T cell differentiation to effector Th cells such as Th1 and Th2 requires the integration of multiple synergic and antagonist signals. Poly(ADP-ribosy)lation is a posttranslational modification of proteins catalyzed by Poly(ADP-ribose) polymerases (PARPs). Recently, many reports showed that PARP-1, the prototypical member of the PARP family, plays a role in immune/inflammatory responses. Consistently, its enzymatic inhibition confers protection in several models of immune-mediated diseases, mainly through an inhibitory effect on NF- B (and NFAT) activation. PARP-1 regulates cell functions in many types of immune cells, including dendritic cells, macrophages, and T and B lymphocytes. Our results show that PARP-1KO cells displayed a reduced ability to differentiate in Th2 cells. Under both nonskewing and Th2-polarizing conditions, naïve CD4 cells from PARP-1KO mice generated a reduced frequency of IL-4+ cells, produced less IL-5, and expressed GATA-3 at lower levels compared with cells from wild type mice. Conversely, PARP-1 deficiency did not substantially affect differentiation to Th1 cells. Indeed, the frequency of IFN- γ + cells as well as IFN- γ production, in nonskewing and Th1-polarizing conditions, was not affected by PARP-1 gene ablation. These findings demonstrate that PARP-1 plays a relevant role in Th2 cell differentiation and it might be a target to be exploited for the modulation of Th2-dependent immune-mediated diseases. © 2013 M. Sambucci et al.
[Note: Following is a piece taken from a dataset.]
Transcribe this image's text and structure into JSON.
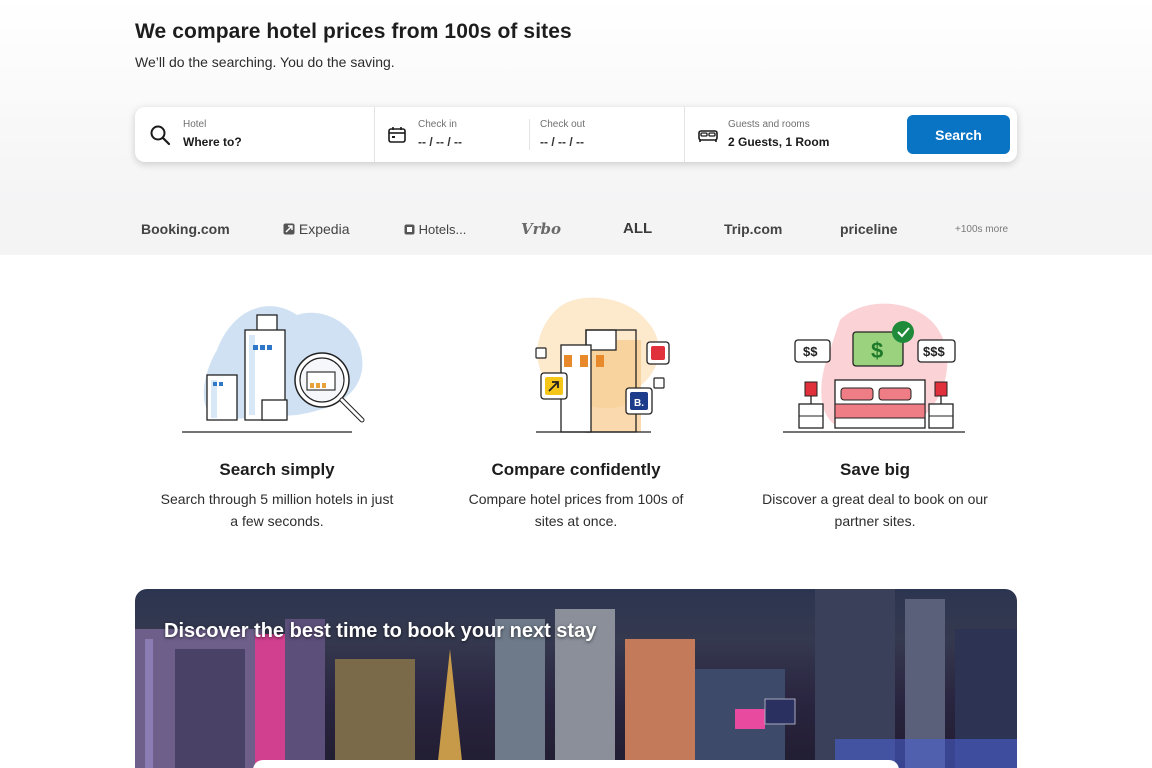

|Titolo:||Effects of PARP-1 deficiency on Th1 and Th2 cell differentiation|
|Data di pubblicazione:||2013|
|Appare nelle tipologie:||1.1 Articolo in rivista|